THIS year has been an incredibly busy one for Cork poet and author Daragh Fleming, including the publication of his first two chapbooks of poetry.
“My first chapbook was published in February by Bottlecap Press, and the second, Poems That Were Written On Trains But Weren’t Written About Trains was released this month,” he tells The Echo.
“The latest, you’ll be surprised to learn, was written primarily on trains in their first drafts.”
The chapbook consists of 19 poems, and tracks a nine-week trip through Europe towards the end of 2021.
“The idea was tell a story using the poems as the medium,” Darragh explains. “This small collection addresses wanderlust, falling in love, falling out of love, and the desire to seek familiarity and a sense of self in the unknown.”
Daragh, a Glounthaune native, combines his literary career with work as Digital Content Lead for mental health charity A Lust For Life and writes regularly for the charity’s website and for HeadStuff.org. He also has two collections of short stories published by Riversong Books; The Book of Revelations (2019) and If You Are Reading This Then Drink Water (2020).
Another recent success was winning From The Well, the annual short story competition organised by Cork County Library and Arts Service, in 2021. Cork is well known for its thriving literary scene, something Daragh believes is a source of inspirations for up-and-coming writers.
“I think I’m definitely involved now, more so than ever,” he says. “The thing about the Cork writing scene, and the Irish writing scene in general, is that everyone is sincerely encouraging.
“I was given the opportunity to read some of my work at the Rebound Arts Festival here in the city last Spring, which allowed me to bump elbows with local writers like Lucy Holme, Patrick Holloway, and Eimear Ryan.
“There’s such a rich culture here of fanning the flames that it is difficult to not be motivated and inspired.

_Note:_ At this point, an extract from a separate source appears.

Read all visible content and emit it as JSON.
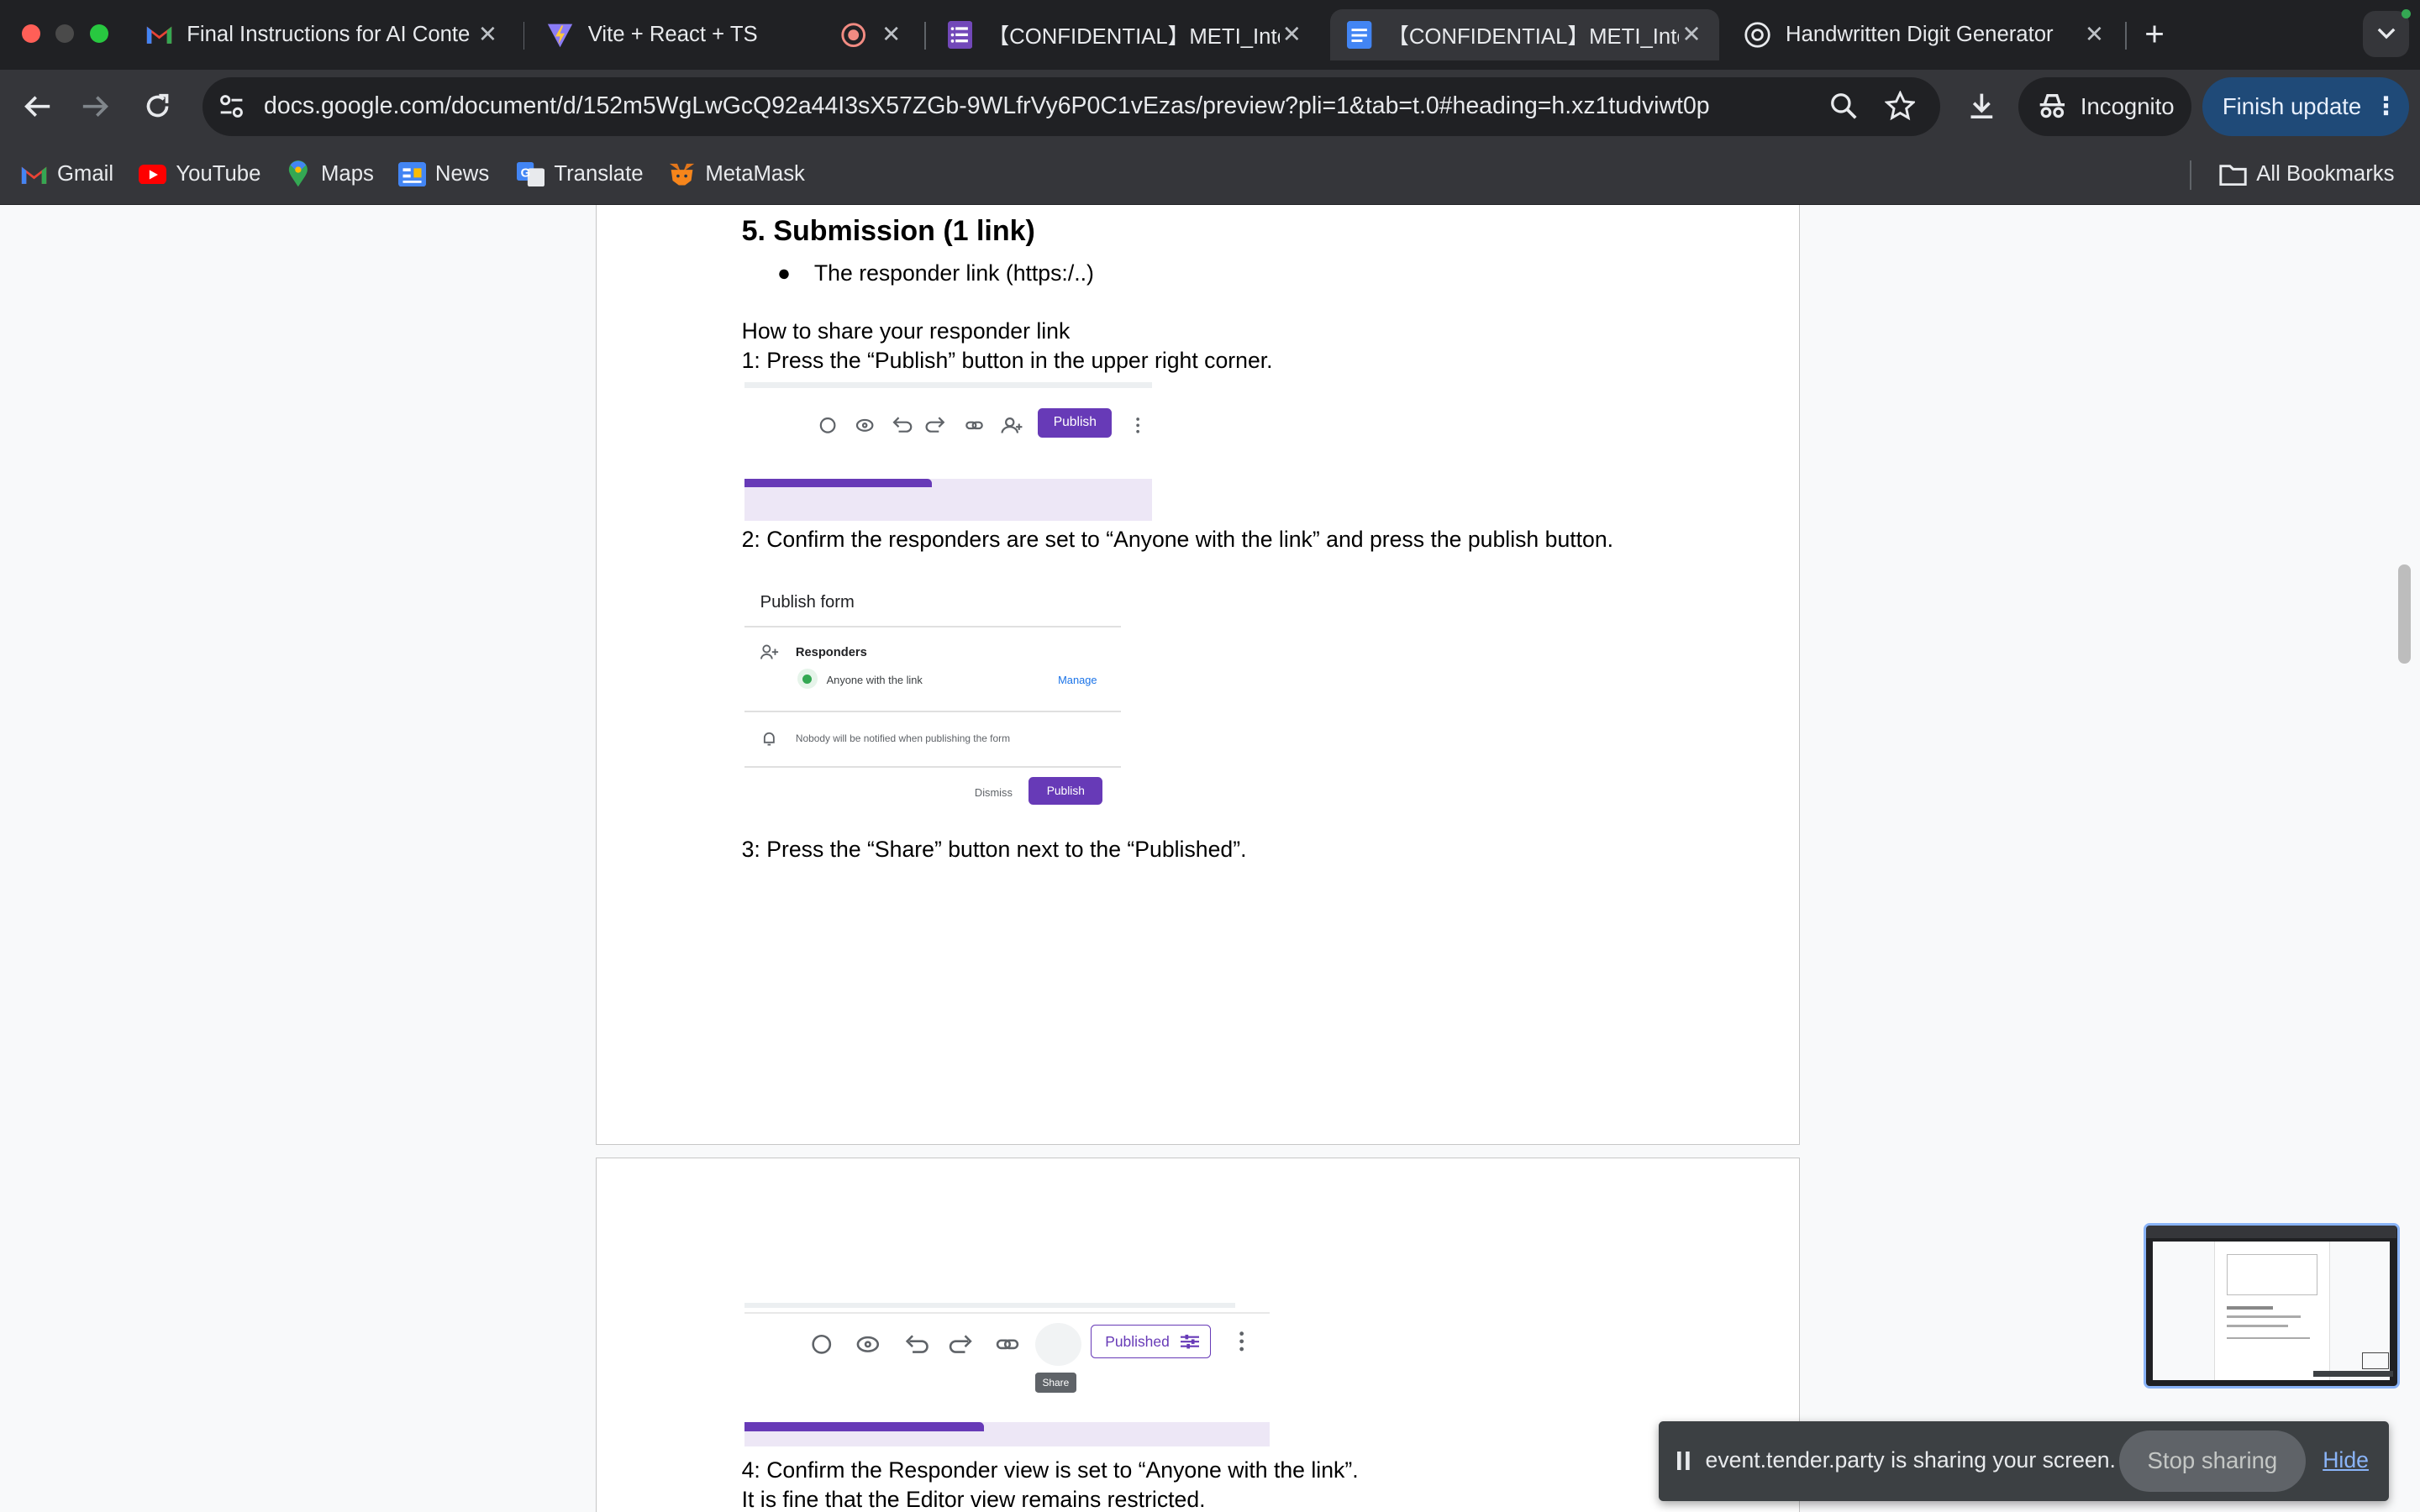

“Then of course, you have events like The West Cork Literary Festival which took place this month, again another place to showcase work and listen to established writers. You have the festivals, the many budding literary journals here in Cork such as Swerve, The Four Faced Liar, HOWL and Bealtaine, as well reading events like Fiction at the Friary, O Bhéal and Limesquare Poets.
“It’s safe to say there is a wide range of places writers can go to be inspired and receive much needed encouragement.”
Later this year, Daragh will be adding yet another string to his bow with the publication of a non-fiction collection. But first, a trip to the continent is on the cards.
“Next up for me is a week long writers’ residency in Olut, Spain, in October to work on a collection of short stories and deliver a workshop,” Daragh says.
“After that, I’ll be back in Cork for the launch of my debut non-fiction book, a collection of essays on mental health called Lonely Boy published by BookHub Publishing of Galway.”
Sounds like the second half of the year is set to be just as busy as the first for this prolific young talent.
Poems That Were Written On Trains But Weren’t Written About Trains is available at www.bookdepository.com. Lonely Boy is due for release on November 10, and will be launched in Cork on the same day.